Entries from a dataset of interfaces
--------------------------------------------------

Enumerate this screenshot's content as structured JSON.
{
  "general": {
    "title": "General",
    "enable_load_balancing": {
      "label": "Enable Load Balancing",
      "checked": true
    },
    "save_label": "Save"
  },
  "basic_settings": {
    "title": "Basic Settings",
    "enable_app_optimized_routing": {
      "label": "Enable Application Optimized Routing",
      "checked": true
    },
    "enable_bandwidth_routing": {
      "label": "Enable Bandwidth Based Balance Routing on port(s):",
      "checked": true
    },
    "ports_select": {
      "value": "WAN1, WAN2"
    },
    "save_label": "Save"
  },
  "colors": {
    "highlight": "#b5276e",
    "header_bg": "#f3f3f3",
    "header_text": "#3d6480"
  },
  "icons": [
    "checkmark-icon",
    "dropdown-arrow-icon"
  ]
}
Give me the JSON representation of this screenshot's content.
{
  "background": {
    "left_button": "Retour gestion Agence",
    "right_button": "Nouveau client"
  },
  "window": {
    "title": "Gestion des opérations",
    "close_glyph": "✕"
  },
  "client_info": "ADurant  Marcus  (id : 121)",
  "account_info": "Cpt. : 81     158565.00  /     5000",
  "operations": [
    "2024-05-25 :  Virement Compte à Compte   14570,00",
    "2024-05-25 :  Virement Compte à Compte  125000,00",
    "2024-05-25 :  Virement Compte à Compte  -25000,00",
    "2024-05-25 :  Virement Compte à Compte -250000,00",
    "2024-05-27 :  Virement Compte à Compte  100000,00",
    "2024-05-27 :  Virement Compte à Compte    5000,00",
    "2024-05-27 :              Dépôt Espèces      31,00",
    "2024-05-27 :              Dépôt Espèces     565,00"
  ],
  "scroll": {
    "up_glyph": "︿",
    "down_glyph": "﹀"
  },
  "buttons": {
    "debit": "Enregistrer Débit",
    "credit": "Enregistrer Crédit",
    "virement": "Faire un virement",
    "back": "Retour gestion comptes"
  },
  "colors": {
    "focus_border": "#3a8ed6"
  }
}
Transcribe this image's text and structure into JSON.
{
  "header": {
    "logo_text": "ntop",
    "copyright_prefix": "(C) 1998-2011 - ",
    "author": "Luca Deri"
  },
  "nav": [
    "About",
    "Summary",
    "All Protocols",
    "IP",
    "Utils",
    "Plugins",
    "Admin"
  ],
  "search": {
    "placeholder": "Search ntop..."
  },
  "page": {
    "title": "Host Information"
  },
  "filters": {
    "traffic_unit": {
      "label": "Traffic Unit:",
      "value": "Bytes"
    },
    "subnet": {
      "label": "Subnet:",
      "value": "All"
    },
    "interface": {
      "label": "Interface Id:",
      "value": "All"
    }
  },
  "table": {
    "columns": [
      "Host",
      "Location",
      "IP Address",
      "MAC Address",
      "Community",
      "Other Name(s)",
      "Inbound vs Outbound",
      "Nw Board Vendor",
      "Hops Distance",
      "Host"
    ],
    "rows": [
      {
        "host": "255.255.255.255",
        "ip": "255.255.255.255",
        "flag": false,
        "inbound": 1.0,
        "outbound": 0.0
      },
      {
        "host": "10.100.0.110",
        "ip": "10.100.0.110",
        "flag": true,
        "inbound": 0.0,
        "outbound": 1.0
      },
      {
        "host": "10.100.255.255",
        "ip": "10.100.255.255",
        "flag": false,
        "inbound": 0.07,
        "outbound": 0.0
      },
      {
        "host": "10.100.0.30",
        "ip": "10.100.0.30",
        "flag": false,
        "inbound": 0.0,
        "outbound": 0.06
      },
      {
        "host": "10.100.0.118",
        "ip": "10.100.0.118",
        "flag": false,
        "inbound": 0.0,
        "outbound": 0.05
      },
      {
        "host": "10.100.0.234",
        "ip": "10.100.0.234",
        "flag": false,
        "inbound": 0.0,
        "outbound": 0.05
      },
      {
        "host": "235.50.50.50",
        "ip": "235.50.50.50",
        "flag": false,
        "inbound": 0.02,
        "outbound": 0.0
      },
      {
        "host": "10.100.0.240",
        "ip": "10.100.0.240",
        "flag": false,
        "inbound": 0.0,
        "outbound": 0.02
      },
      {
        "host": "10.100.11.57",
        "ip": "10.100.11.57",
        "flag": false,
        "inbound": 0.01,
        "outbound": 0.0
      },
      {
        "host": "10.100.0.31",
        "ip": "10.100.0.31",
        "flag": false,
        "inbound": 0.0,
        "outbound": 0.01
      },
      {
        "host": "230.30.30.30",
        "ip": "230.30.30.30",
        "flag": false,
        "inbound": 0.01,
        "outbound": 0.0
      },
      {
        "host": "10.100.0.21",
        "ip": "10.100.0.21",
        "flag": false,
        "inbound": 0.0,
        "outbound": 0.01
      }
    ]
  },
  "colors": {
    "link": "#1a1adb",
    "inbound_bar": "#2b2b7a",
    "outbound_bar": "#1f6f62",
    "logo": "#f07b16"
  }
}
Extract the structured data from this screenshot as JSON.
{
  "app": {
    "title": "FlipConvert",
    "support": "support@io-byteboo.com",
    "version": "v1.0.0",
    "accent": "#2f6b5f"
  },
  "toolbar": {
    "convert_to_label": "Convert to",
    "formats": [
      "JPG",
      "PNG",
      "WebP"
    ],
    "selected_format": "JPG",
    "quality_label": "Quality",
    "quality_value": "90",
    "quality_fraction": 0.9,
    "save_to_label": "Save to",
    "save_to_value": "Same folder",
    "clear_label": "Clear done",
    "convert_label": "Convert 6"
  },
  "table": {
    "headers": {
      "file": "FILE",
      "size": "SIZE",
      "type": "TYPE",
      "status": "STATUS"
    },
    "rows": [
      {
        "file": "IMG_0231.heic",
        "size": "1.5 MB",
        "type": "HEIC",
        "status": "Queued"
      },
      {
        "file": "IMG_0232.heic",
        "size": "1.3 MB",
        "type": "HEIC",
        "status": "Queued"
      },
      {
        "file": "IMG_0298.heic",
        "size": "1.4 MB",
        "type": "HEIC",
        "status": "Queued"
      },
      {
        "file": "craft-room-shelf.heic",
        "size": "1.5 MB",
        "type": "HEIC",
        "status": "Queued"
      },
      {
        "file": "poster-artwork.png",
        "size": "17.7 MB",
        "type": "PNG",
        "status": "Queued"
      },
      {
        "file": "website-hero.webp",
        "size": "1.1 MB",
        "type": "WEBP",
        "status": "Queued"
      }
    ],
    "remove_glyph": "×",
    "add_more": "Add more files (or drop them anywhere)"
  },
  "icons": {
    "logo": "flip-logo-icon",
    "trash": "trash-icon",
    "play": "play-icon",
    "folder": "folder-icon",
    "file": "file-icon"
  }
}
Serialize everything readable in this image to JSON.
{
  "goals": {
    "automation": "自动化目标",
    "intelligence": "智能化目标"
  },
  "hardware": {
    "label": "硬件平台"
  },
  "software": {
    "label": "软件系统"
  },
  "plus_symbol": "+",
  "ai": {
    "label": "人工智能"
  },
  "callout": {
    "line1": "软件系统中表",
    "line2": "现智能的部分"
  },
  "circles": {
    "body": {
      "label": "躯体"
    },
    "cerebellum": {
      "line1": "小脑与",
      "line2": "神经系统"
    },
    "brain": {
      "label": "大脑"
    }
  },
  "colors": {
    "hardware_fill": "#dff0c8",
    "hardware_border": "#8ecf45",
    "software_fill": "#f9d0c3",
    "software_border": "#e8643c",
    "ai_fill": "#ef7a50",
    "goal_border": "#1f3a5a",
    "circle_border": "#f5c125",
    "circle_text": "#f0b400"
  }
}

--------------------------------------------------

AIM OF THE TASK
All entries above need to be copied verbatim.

EXERCISE RESULT
Enumerate this screenshot's content as structured JSON.
{
  "general": {
    "title": "General",
    "enable_load_balancing": {
      "label": "Enable Load Balancing",
      "checked": true
    },
    "save_label": "Save"
  },
  "basic_settings": {
    "title": "Basic Settings",
    "enable_app_optimized_routing": {
      "label": "Enable Application Optimized Routing",
      "checked": true
    },
    "enable_bandwidth_routing": {
      "label": "Enable Bandwidth Based Balance Routing on port(s):",
      "checked": true
    },
    "ports_select": {
      "value": "WAN1, WAN2"
    },
    "save_label": "Save"
  },
  "colors": {
    "highlight": "#b5276e",
    "header_bg": "#f3f3f3",
    "header_text": "#3d6480"
  },
  "icons": [
    "checkmark-icon",
    "dropdown-arrow-icon"
  ]
}
Give me the JSON representation of this screenshot's content.
{
  "background": {
    "left_button": "Retour gestion Agence",
    "right_button": "Nouveau client"
  },
  "window": {
    "title": "Gestion des opérations",
    "close_glyph": "✕"
  },
  "client_info": "ADurant  Marcus  (id : 121)",
  "account_info": "Cpt. : 81     158565.00  /     5000",
  "operations": [
    "2024-05-25 :  Virement Compte à Compte   14570,00",
    "2024-05-25 :  Virement Compte à Compte  125000,00",
    "2024-05-25 :  Virement Compte à Compte  -25000,00",
    "2024-05-25 :  Virement Compte à Compte -250000,00",
    "2024-05-27 :  Virement Compte à Compte  100000,00",
    "2024-05-27 :  Virement Compte à Compte    5000,00",
    "2024-05-27 :              Dépôt Espèces      31,00",
    "2024-05-27 :              Dépôt Espèces     565,00"
  ],
  "scroll": {
    "up_glyph": "︿",
    "down_glyph": "﹀"
  },
  "buttons": {
    "debit": "Enregistrer Débit",
    "credit": "Enregistrer Crédit",
    "virement": "Faire un virement",
    "back": "Retour gestion comptes"
  },
  "colors": {
    "focus_border": "#3a8ed6"
  }
}
Transcribe this image's text and structure into JSON.
{
  "header": {
    "logo_text": "ntop",
    "copyright_prefix": "(C) 1998-2011 - ",
    "author": "Luca Deri"
  },
  "nav": [
    "About",
    "Summary",
    "All Protocols",
    "IP",
    "Utils",
    "Plugins",
    "Admin"
  ],
  "search": {
    "placeholder": "Search ntop..."
  },
  "page": {
    "title": "Host Information"
  },
  "filters": {
    "traffic_unit": {
      "label": "Traffic Unit:",
      "value": "Bytes"
    },
    "subnet": {
      "label": "Subnet:",
      "value": "All"
    },
    "interface": {
      "label": "Interface Id:",
      "value": "All"
    }
  },
  "table": {
    "columns": [
      "Host",
      "Location",
      "IP Address",
      "MAC Address",
      "Community",
      "Other Name(s)",
      "Inbound vs Outbound",
      "Nw Board Vendor",
      "Hops Distance",
      "Host"
    ],
    "rows": [
      {
        "host": "255.255.255.255",
        "ip": "255.255.255.255",
        "flag": false,
        "inbound": 1.0,
        "outbound": 0.0
      },
      {
        "host": "10.100.0.110",
        "ip": "10.100.0.110",
        "flag": true,
        "inbound": 0.0,
        "outbound": 1.0
      },
      {
        "host": "10.100.255.255",
        "ip": "10.100.255.255",
        "flag": false,
        "inbound": 0.07,
        "outbound": 0.0
      },
      {
        "host": "10.100.0.30",
        "ip": "10.100.0.30",
        "flag": false,
        "inbound": 0.0,
        "outbound": 0.06
      },
      {
        "host": "10.100.0.118",
        "ip": "10.100.0.118",
        "flag": false,
        "inbound": 0.0,
        "outbound": 0.05
      },
      {
        "host": "10.100.0.234",
        "ip": "10.100.0.234",
        "flag": false,
        "inbound": 0.0,
        "outbound": 0.05
      },
      {
        "host": "235.50.50.50",
        "ip": "235.50.50.50",
        "flag": false,
        "inbound": 0.02,
        "outbound": 0.0
      },
      {
        "host": "10.100.0.240",
        "ip": "10.100.0.240",
        "flag": false,
        "inbound": 0.0,
        "outbound": 0.02
      },
      {
        "host": "10.100.11.57",
        "ip": "10.100.11.57",
        "flag": false,
        "inbound": 0.01,
        "outbound": 0.0
      },
      {
        "host": "10.100.0.31",
        "ip": "10.100.0.31",
        "flag": false,
        "inbound": 0.0,
        "outbound": 0.01
      },
      {
        "host": "230.30.30.30",
        "ip": "230.30.30.30",
        "flag": false,
        "inbound": 0.01,
        "outbound": 0.0
      },
      {
        "host": "10.100.0.21",
        "ip": "10.100.0.21",
        "flag": false,
        "inbound": 0.0,
        "outbound": 0.01
      }
    ]
  },
  "colors": {
    "link": "#1a1adb",
    "inbound_bar": "#2b2b7a",
    "outbound_bar": "#1f6f62",
    "logo": "#f07b16"
  }
}
Extract the structured data from this screenshot as JSON.
{
  "app": {
    "title": "FlipConvert",
    "support": "support@io-byteboo.com",
    "version": "v1.0.0",
    "accent": "#2f6b5f"
  },
  "toolbar": {
    "convert_to_label": "Convert to",
    "formats": [
      "JPG",
      "PNG",
      "WebP"
    ],
    "selected_format": "JPG",
    "quality_label": "Quality",
    "quality_value": "90",
    "quality_fraction": 0.9,
    "save_to_label": "Save to",
    "save_to_value": "Same folder",
    "clear_label": "Clear done",
    "convert_label": "Convert 6"
  },
  "table": {
    "headers": {
      "file": "FILE",
      "size": "SIZE",
      "type": "TYPE",
      "status": "STATUS"
    },
    "rows": [
      {
        "file": "IMG_0231.heic",
        "size": "1.5 MB",
        "type": "HEIC",
        "status": "Queued"
      },
      {
        "file": "IMG_0232.heic",
        "size": "1.3 MB",
        "type": "HEIC",
        "status": "Queued"
      },
      {
        "file": "IMG_0298.heic",
        "size": "1.4 MB",
        "type": "HEIC",
        "status": "Queued"
      },
      {
        "file": "craft-room-shelf.heic",
        "size": "1.5 MB",
        "type": "HEIC",
        "status": "Queued"
      },
      {
        "file": "poster-artwork.png",
        "size": "17.7 MB",
        "type": "PNG",
        "status": "Queued"
      },
      {
        "file": "website-hero.webp",
        "size": "1.1 MB",
        "type": "WEBP",
        "status": "Queued"
      }
    ],
    "remove_glyph": "×",
    "add_more": "Add more files (or drop them anywhere)"
  },
  "icons": {
    "logo": "flip-logo-icon",
    "trash": "trash-icon",
    "play": "play-icon",
    "folder": "folder-icon",
    "file": "file-icon"
  }
}
Serialize everything readable in this image to JSON.
{
  "goals": {
    "automation": "自动化目标",
    "intelligence": "智能化目标"
  },
  "hardware": {
    "label": "硬件平台"
  },
  "software": {
    "label": "软件系统"
  },
  "plus_symbol": "+",
  "ai": {
    "label": "人工智能"
  },
  "callout": {
    "line1": "软件系统中表",
    "line2": "现智能的部分"
  },
  "circles": {
    "body": {
      "label": "躯体"
    },
    "cerebellum": {
      "line1": "小脑与",
      "line2": "神经系统"
    },
    "brain": {
      "label": "大脑"
    }
  },
  "colors": {
    "hardware_fill": "#dff0c8",
    "hardware_border": "#8ecf45",
    "software_fill": "#f9d0c3",
    "software_border": "#e8643c",
    "ai_fill": "#ef7a50",
    "goal_border": "#1f3a5a",
    "circle_border": "#f5c125",
    "circle_text": "#f0b400"
  }
}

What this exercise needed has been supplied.